And God responds to our songs just as surely as God responds to our prayers. Because, when you get right down to it, all a psalm, or hymn, or spiritual song really is, is praying to a tune. The beauty of it, though, is this – unlike prayer, it’s not just something you do all by yourself. Paul actually says when we sing hymns together, we actually speak to each other, we calm each other, we keep each other focused on what’s really important.
So, I would encourage you to follow Paul’s advice, and his example. Sing more praises to God! Not just in gathered worship, but as part of your daily time with God.
And whenever you sing praises to God — whether it’s by yourself, or with a small group of friends, or in worship on Sundays — I challenge you to remember our story today. What happened when Paul and Silas sang to God from their prison cells. How God heard their songs, and sent an earthquake that threw open the prison doors and broke everyone’s chains.
We need to sing believing that our songs have the power to make an impact.
When we sing “It Is Well With My Soul”—no matter what dark prison it may feel like our hearts or lives are trapped in.
When we sing, Amazing grace / how sweet the sound / that saved a wretch like me — and we can look back over our lives, and see everything that God has done for us.
When we sing together about how Jesus is Mighty to Save, and we remember the night Paul and Silas sang in prison, and God sent that earthquake that shook the prison, opened the doors, and broke the chains
Can you imagine how much stronger and closer our church family would be if we would sing to each other, and with each other, outside of our regular worship service? Just to remind each other of God’s goodness and mercy and love? Just to remind each other by singing about the plans God has for us, and the dreams God has dreamed for us?

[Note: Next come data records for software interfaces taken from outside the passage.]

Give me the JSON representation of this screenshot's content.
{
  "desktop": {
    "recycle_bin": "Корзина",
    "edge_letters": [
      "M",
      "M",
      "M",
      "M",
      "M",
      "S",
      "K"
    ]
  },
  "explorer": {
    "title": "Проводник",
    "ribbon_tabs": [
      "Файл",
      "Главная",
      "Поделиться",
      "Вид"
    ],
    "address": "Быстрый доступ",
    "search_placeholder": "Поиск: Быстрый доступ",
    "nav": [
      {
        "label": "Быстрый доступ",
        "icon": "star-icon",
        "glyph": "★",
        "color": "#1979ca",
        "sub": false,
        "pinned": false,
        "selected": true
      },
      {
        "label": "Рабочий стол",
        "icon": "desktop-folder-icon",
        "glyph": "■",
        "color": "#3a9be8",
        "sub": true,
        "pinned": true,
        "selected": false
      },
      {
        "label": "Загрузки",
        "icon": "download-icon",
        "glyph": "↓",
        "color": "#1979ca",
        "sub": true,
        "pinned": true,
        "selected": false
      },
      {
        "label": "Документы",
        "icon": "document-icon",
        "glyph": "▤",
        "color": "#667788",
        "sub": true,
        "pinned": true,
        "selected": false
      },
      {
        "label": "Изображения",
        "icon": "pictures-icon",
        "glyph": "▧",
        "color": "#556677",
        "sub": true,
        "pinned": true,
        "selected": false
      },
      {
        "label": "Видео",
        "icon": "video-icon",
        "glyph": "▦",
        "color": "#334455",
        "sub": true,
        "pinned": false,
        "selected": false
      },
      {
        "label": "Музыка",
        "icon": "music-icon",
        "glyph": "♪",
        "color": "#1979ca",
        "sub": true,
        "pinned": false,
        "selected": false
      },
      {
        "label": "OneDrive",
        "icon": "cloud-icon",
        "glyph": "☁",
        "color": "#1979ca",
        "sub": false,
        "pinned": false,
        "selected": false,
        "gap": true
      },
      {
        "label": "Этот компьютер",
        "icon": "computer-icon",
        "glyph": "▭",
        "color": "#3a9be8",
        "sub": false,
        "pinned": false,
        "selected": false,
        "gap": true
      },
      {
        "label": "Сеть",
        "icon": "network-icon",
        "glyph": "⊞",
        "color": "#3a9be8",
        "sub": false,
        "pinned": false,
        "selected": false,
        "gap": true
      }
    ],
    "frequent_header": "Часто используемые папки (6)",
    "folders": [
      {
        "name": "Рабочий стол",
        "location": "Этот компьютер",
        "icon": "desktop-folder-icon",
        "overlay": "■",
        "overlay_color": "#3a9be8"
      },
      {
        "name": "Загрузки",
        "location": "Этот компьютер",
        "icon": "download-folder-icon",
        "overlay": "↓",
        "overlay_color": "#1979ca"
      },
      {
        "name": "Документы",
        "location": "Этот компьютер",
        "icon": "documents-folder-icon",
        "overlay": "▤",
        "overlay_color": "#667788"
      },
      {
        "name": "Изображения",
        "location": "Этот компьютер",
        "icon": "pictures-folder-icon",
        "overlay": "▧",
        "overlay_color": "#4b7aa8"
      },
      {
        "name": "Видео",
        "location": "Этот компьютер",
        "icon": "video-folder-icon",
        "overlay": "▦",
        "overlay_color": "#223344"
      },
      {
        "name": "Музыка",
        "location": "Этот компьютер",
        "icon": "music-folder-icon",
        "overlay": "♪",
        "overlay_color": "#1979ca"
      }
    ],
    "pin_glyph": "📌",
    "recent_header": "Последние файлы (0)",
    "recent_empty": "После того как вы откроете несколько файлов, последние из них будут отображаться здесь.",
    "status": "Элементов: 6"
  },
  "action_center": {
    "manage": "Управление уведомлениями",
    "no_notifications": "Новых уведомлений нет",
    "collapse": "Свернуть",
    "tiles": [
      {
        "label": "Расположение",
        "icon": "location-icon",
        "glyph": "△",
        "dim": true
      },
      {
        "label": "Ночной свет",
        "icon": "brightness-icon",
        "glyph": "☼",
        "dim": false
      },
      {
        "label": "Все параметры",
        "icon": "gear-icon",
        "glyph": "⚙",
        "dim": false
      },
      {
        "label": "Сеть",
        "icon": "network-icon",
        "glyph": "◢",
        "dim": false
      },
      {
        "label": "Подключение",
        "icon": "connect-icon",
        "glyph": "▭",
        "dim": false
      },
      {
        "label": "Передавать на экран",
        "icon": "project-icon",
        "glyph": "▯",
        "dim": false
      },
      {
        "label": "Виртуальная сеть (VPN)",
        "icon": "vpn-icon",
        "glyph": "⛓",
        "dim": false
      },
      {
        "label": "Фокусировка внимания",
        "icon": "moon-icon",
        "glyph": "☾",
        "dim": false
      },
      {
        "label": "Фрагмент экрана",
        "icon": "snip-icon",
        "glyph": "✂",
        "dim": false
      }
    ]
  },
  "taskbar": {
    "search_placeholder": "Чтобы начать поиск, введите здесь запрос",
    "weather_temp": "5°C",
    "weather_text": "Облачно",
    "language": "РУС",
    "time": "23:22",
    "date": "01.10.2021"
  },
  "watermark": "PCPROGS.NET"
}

And don’t ever forget that people are listening. This world is watching those of us who are Christians. And if they see Christians who are reacting to difficult circumstances just like they do, they may conclude that being a Christian doesn’t make any difference. But when they see and hear Christians rising above their circumstances and giving praise to God even in their deepest trial, then those who are unsaved will realize that Christians have something in their lives that they don’t have, something that they need.
It all comes down to pointing. And if we do our job of pointing to Jesus, people will turn their heads and they will look to see what it is that makes our lives so different, what it is that brings us joy and peace in difficult times.